For individuals interested in becoming a doctor, below is a closer look at the education, residency, license and certification requirements for doctors.

Doctor Education Requirements

A doctorate or doctoral degree in medicine is required for all physicians, but the requirements for becoming a doctor in the United States may vary by specialty. In general, doctors complete a four-year undergraduate degree program, take the Medical College Admission Test and then spend four years in medical school, which is very competitive. In addition to transcripts, MCAT scores and letters of recommendation, most schools require interviews with members of the admissions committee.

Doctor Residency Requirements

After medical school, you need to have three to seven years in a residency in order to become a doctor. The amount of time required for residency depends on the field of practice and whether specialty training is required.

Doctor License Requirements

A medical license is an occupational license that permits a person to legally practice medicine. A medical school graduate must receive a medical license to legally be called a physician. The process typically requires testing by a medical board.
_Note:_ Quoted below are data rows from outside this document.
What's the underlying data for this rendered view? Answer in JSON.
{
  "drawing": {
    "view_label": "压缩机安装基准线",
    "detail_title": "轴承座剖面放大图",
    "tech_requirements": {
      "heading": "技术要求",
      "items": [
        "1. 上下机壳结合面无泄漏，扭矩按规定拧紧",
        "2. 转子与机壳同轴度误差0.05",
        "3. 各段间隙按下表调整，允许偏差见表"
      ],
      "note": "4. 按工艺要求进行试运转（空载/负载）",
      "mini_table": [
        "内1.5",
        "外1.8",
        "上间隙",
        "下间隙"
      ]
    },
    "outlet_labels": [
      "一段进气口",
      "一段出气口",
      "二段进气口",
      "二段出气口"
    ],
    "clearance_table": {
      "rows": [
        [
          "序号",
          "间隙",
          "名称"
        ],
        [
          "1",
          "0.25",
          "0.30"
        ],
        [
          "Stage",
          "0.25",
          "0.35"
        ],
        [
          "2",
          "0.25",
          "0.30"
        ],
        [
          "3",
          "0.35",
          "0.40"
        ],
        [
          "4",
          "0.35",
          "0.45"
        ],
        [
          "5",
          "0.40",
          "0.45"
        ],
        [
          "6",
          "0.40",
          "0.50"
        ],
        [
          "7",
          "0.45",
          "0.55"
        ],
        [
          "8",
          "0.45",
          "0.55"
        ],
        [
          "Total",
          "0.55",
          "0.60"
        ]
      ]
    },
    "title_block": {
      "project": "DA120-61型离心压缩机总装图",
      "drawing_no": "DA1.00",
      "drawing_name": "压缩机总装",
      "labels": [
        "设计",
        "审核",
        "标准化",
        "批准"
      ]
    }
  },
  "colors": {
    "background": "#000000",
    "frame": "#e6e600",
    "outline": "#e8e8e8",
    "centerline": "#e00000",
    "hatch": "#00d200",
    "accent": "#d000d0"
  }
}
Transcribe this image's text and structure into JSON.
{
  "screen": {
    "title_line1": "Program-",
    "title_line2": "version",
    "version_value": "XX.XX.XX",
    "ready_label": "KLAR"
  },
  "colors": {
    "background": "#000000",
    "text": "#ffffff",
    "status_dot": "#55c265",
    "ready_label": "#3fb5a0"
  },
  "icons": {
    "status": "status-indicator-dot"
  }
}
Doctor Certification Requirements

Every physician is required to be licensed to practice medicine in the state in which they work; however, not all physicians are board-certified in the specialties they practice. Board certification is an extra step a physician may take to assure a patient of that specialty training.

PA vs. Doctor Careers

Doctors and PAs work in a lot of the same environments and may focus on different types of medical specialties. Since PAs are trained in many types of specialties, they can transition between them — often without additional training — once they are licensed.

PA vs. Doctor Salaries

Another important factor to consider is the physician assistant salary vs. the doctor salary. Data from the U.S. Bureau of Labor Statistics (BLS) indicates that the median salary for physician assistants in 2018 was $108,610 per year, while median annual pay for physicians and surgeons was equal to or greater than $208,000.

When it comes to job outlook from 2018 to 2028, the BLS predicts that demand for physicians and surgeons is expected to grow 7%, and PA demand is expected to grow by 31% — which means that the number of physician assistant jobs is growing.

PA vs. Doctor Job Specializations

Practice settings for PAs and doctors may include hospitals, outpatient facilities, urgent care facilities, virtual care centers (telehealth) and educational settings. According to the BLS, physician assistants are in high demand since they can provide a wide variety of services, can be trained quickly and help to provide more affordable health care options. PAs and doctors alike work in the following areas in different capacities. 

Dermatology Specialties

These PAs and doctors specialize in skin-related diseases and treatment. Dermatology clinicians also diagnose and treat conditions related to the hair and nails. As part of diagnosis and treatment, practitioners in this field often perform in-office procedures that include biopsies and removal of lesions.

Radiology Specialties

These PAs and doctors specialize in diagnosing and treating disease and injury using medical imaging techniques such as X-rays, computed tomography (CT), magnetic resonance imaging (MRI), nuclear medicine, positron emission tomography (PET), fusion imaging and ultrasound.

Cardiovascular Specialties

These PAs and doctors specialize in heart- and cardiovascular system-related diseases and treatment. It is common for practitioners in this specialty to work in a variety of settings, including the office, outpatient clinic and within the hospital.

Deciding whether to become a physician assistant or a doctor depends upon the amount of time and money you want to spend on education and training, the level of occupational authority and responsibility you want to hold, and the salary you would like to make. If you choose the physician assistant path, and later change your mind, you may be wondering, “Can a PA become a doctor?” The answer is yes — as long as you meet all of the necessary requirements that are outlined here.

Disclaimer: Data in this article is accurate as of 2018–2019. Teach.com is not responsible for any data updates that may occur after August 2019.